SpectQL

On this page you will learn

Introduction

Spectql is a query language that is created by and for the datatank. It provides a set of functionalities that users can use to pre-process data before they get a response from the datatank. Normally you request data by going to a certain URI (e.g. http://host/foo/bar) and the datatank will provide you with a response containing data that has been published using foo/bar as an identifier. So on one end you have the user that requests data, on the other the extraction of data, spectql lives between those two ends.

The query you pass through the URI is interpreted by the datatank and is then executed on the data the datatank returns, after the execution the query result is returned to the user.

How does it work

Spectql is a query language used by the datatank and uses the URI to parse the query. The spectql template is the following:

http://host/spectql/[identifier]{[selectors]}?$filters:[format]

A more specific template is given on spectql.org, not that this is an automatically generated visualization, making sure it's a charm for the eye will come soon.

identifier

The identifier of the data source on the datatank

selectors

A comma seperated list of selector values.
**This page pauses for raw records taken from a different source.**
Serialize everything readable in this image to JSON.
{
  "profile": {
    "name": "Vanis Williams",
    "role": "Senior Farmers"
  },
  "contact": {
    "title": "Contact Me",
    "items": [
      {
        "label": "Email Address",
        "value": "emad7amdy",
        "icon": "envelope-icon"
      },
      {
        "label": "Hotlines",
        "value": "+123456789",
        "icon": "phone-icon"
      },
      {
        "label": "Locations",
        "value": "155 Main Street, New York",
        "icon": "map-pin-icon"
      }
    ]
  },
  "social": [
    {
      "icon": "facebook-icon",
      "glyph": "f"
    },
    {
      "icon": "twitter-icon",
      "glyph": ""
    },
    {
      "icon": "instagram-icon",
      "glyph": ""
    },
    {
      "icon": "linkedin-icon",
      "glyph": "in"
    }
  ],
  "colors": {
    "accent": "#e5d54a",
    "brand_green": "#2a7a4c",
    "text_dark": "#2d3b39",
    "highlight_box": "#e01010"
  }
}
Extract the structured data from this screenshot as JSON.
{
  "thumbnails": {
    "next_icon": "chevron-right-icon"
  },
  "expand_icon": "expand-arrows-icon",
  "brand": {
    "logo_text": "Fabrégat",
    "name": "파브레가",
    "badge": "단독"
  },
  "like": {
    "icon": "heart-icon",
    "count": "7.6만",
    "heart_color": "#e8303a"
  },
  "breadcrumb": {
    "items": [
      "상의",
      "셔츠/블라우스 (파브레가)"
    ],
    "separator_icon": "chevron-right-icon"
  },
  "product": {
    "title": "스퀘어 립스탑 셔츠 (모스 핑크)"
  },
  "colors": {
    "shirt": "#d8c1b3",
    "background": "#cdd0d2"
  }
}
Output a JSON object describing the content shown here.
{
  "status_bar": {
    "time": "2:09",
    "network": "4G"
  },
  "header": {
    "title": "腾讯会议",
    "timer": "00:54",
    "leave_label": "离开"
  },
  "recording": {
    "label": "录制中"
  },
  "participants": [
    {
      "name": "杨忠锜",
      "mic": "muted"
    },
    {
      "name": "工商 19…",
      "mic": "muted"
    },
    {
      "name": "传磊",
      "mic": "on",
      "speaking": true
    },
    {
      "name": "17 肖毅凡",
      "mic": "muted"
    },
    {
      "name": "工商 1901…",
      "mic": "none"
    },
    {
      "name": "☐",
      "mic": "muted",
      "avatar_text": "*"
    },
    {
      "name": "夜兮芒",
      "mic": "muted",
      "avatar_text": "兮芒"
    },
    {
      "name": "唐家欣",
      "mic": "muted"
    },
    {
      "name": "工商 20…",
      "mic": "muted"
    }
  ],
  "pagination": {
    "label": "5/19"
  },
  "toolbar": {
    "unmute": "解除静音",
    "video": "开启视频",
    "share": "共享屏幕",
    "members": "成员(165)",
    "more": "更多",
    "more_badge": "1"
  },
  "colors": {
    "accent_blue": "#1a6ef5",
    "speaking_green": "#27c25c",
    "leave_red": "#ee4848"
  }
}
A selector value can be

  • the path to a value in the data
  • a function with a path value
  • an asterisk '*', which will return all of the data

Possible functions are:

  • avg = returns the average of the value
  • count = returns number of rows
  • first = returns the first value
  • last = returns the last value
  • max = returns the maximum value
  • min = returns the minimum value
  • sum = returns the sum of the values
  • ucase = returns the value in uppercase
  • lcase = returns the value in lowercase
  • len = returns the length of a value

filters

A list of comparative triplets separated with either an ampersand (&) or a pipe symbol (|) A triplet exists out of a path to a string value, a comparator and another string value for example column1=='foo'

Multiple filters can be passed by combining them with an ampersand, indicating a boolean AND operation, and a pipe symbol indicating a boolean OR operation.

The list of available comparators are:

  • like: ~
  • equals: ==
  • greater than: >
  • greater than or equal: >=
  • smaller than: <
  • smaller than or equal: <=

Let's take a look at some examples that should clarify the template and its components described above.

http://host/spectql/foo/bar{*}?name=='John Doe':json
http://host/spectql/foo/bar{name, last_name, age}?name~'John'|age>'30'&city=='New York':xml
http://host/spectql/foo/bar{avg(age), name}?name=='Jane':json

Let's analyse these queries one by one in order to know what each of them does.

  1. http://host/spectql/foo/bar{*}?name=='John Doe':json

    This first query has 1 selector value and 1 filter, the selector value '*' indicates that all of the data will be returned. The filter will make it so that only the objects that have their property 'name' set to 'John' are returned. The entire result will be passed as a JSON result.

  2. http://host/spectql/foo/bar{name, last_name, age}?name~'John'|age>'30'&city=='New York':xml

    This query specifies the specific data fields to be returned, and wants their objects to have: John mentioned in the name (e.g. 'The John', 'Our John', 'Johny' will all match) the age property higher than 30 the city property to be equal to New York The entire result will be returned in an XML representation.

  3. http://host/spectql/foo/bar{avg(age)}?city=='Chicago':json

    This last query will return the average age of all the objects where the property city is equal to Chicago.

A note to make is the name of the keys will be the same of the original dataset, unless a function has been used! Then the name will be concatenated to the original name of the key e.g.

select{ucase(firstname)}:json

Then the result will be:

    {
        "ucase_firstname" : "JOHN"
    }

Limitations of spectql

Spectql is a fun feature of our application in order to provide you with information you want from a certain data source, however there are a few limitations.

  1. Size matters

    The spectql queries are processed post extraction time, this means that before any spectql filter is executed, the entire data source will be extracted and put into memory. Once the entire object has been read, the spectql query will be applied to that entire object. Large datasource will sometimes cause a timeout on the server because the amount of resources will be too high.

  2. Raw data only

    Semantic data will not be eligible to query though spectql for the simple reason that semantic data has a complete different approach towards representation, structure and therefore handling than pure raw data. However, we do provide the possibility to publish SPARQL queries through the datatank so that using a query language such as spectql becomes obsolete for semantic data.